Ongoing review- Companies Act Private-sector led Steering Committee (SC) for reviewing the Companies Act formed Oct 2007. Objective of the review: to ensure that we have an efficient and transparent corporate regulatory framework that supports Singapore’s growth as a global hub for businesses and investors. Public consultation on SC Report closed in Oct 2011. Feedback is undergoing review. ACRA also concurrently conducted its own review of regulatory issues in respect of companies (e.g penalties, administrative provisions).
Companies Act- Approach Act to be re-written; not merely amended. Aim is to make the legislation more comprehensible, coherent and practical. Companies Act to contain core company law. Migrate provisions that are not core company law to other legislation. Flexibility to allow procedures to be modified as the environment changes, through subsidiary legislation.
Companies Act- Key areas of review The SCs Report, comprising six chapters and 217 recommendations. Key areas of review:- Directors- Shareholders Rights and Meetings- Shares, Debentures, Capital Maintenance, Schemes, Compulsory Acquisitions and Amalgamations- Accounts and Audits- General Company Administration- Registration of Charges

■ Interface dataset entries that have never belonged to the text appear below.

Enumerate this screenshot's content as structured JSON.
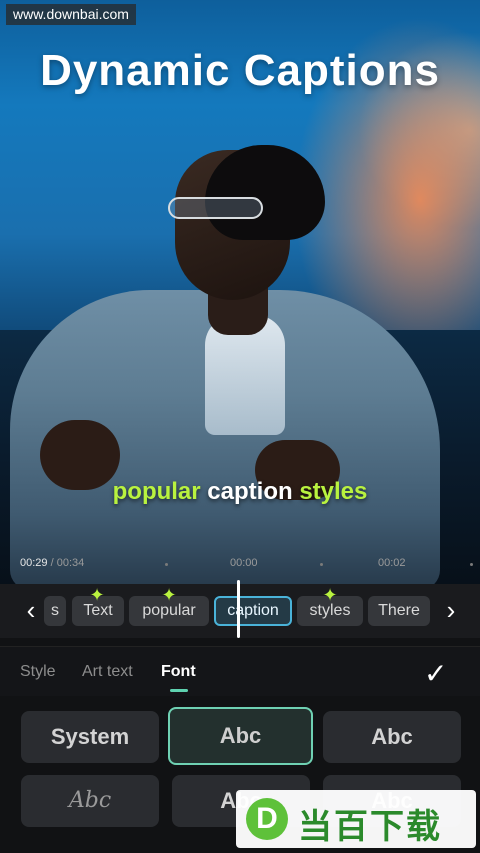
{
  "watermark": "www.downbai.com",
  "headline": "Dynamic Captions",
  "caption_overlay": {
    "word1": "popular",
    "word2": "caption",
    "word3": "styles"
  },
  "timeline": {
    "current": "00:29",
    "separator": " / ",
    "total": "00:34",
    "mark_0": "00:00",
    "mark_2": "00:02"
  },
  "caption_strip": {
    "items": [
      "s",
      "Text",
      "popular",
      "caption",
      "styles",
      "There"
    ],
    "active_index": 3,
    "left_arrow": "‹",
    "right_arrow": "›"
  },
  "tabs": {
    "items": [
      "Style",
      "Art text",
      "Font"
    ],
    "active": "Font",
    "confirm_icon": "check-icon"
  },
  "font_cards": {
    "row1": [
      "System",
      "Abc",
      "Abc"
    ],
    "row2": [
      "Abc",
      "Abc",
      "Abc"
    ]
  },
  "site_logo": {
    "badge": "D",
    "text": "当百下载"
  },
  "colors": {
    "caption_highlight": "#b9f23f",
    "accent_teal": "#6fd1b3",
    "chip_active_border": "#4ab3d9"
  }
}
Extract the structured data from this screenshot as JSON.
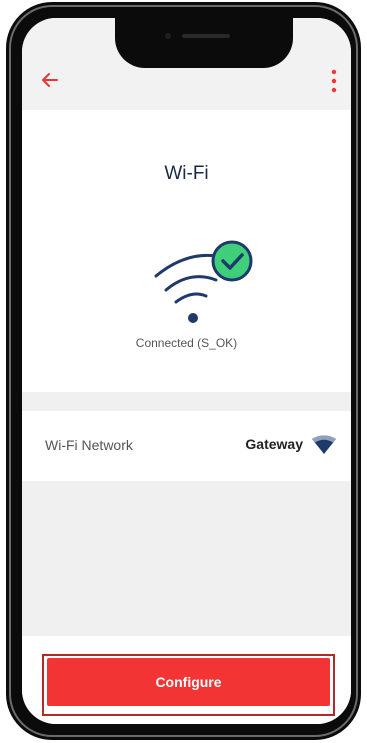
{
  "appbar": {
    "back_icon": "arrow-left-icon",
    "menu_icon": "more-vertical-icon"
  },
  "main": {
    "title": "Wi-Fi",
    "status_icon": "wifi-connected-icon",
    "status_text": "Connected (S_OK)"
  },
  "network_row": {
    "label": "Wi-Fi Network",
    "value": "Gateway",
    "icon": "wifi-signal-icon"
  },
  "footer": {
    "configure_label": "Configure"
  },
  "colors": {
    "accent": "#f23434",
    "dark_blue": "#1f3a6a",
    "check_green": "#3fcf7a"
  }
}
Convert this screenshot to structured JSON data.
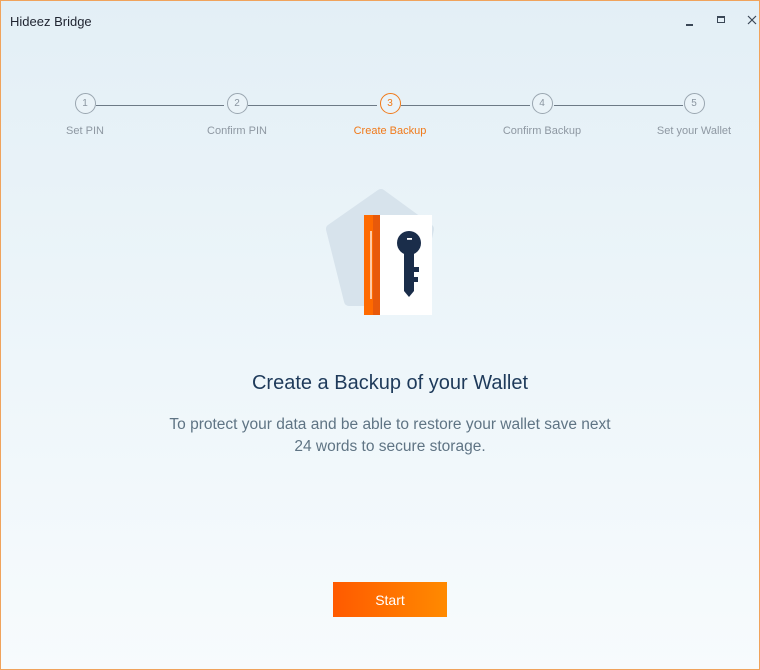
{
  "window": {
    "title": "Hideez Bridge",
    "controls": [
      "minimize-icon",
      "maximize-icon",
      "close-icon"
    ]
  },
  "stepper": {
    "active_step": 3,
    "steps": [
      {
        "number": "1",
        "label": "Set PIN"
      },
      {
        "number": "2",
        "label": "Confirm PIN"
      },
      {
        "number": "3",
        "label": "Create Backup"
      },
      {
        "number": "4",
        "label": "Confirm Backup"
      },
      {
        "number": "5",
        "label": "Set your Wallet"
      }
    ]
  },
  "illustration": {
    "icon": "backup-book-key-icon"
  },
  "main": {
    "heading": "Create a Backup of your Wallet",
    "description_line1": "To protect your data and be able to restore your wallet save next",
    "description_line2": "24 words to secure storage.",
    "start_label": "Start"
  },
  "colors": {
    "accent": "#ff6a00",
    "heading": "#1e3a5a",
    "text": "#5f7484",
    "key": "#1a2d4a"
  }
}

Companies Act- Key areas of review Directors’ duties‒ No codification of directors’ duties; extension of duties to other officers Extension of disclosure requirements to other officers‒ Extension to Chief Executive Officer
Companies Act- Key areas of review Enfranchising indirect investors- Express provision for multiple proxies for specific members who provide custodial or nominees services Electronic Transmission of Notices and Documents- Liberalising the rules for companies to transmit notices and documents electronically.
Companies Act- Key areas of review Share Capital and others‒ Refining regulation of transactions affecting share capital – e.g. uniform solvency test, financial assistance rules etc. Introduction of a “small company” concept for audit exemption‒ Updating approach for audit exemption to be based on criteria such as revenue, assets and number of employees.
Companies Act- Key areas of review Alternate address‒ Allow disclosure of alternate address (where person can be located) instead of residential address‒ Authoritative ACRA register for private companies‒ ACRA register definitive in place of the register of members (for private companies)
Ongoing review- Act regulating foreign entities Background:‒ Companies Act contains provisions relating to foreign companies.‒ Companies Act Steering Committee took the view that the laws relating to the registration and regulation of foreign entities should be placed in separate legislation to facilitate the streamlining of Companies Act.‒ No intent for any significant widening of the scope of regulation for foreign entities.
Act regulating foreign entities- Key areas of review Clarifying the reference of “foreign companies” to “foreign entities”. Streamlining the requirements and procedures for registration of foreign entities. Streamlining continuing filing obligations. Enhancing financial disclosure requirements and accountability for financial information filed by foreign entities for greater transparency. Expansion of the grounds for striking-off a foreign entity.
Other developments –Formalities in executing documents ACRA is working with the Attorney-General’s Chambers in the implementation of proposals to simplify the execution of instruments, especially deeds, by individuals and corporations. Main change will be that a deed will no longer need to be sealed in the case of individuals, companies, limited liability partnerships and various other corporate bodies. Relevant persons will be allowed to sign on behalf of corporate bodies as an alternative to affixing of its common seal.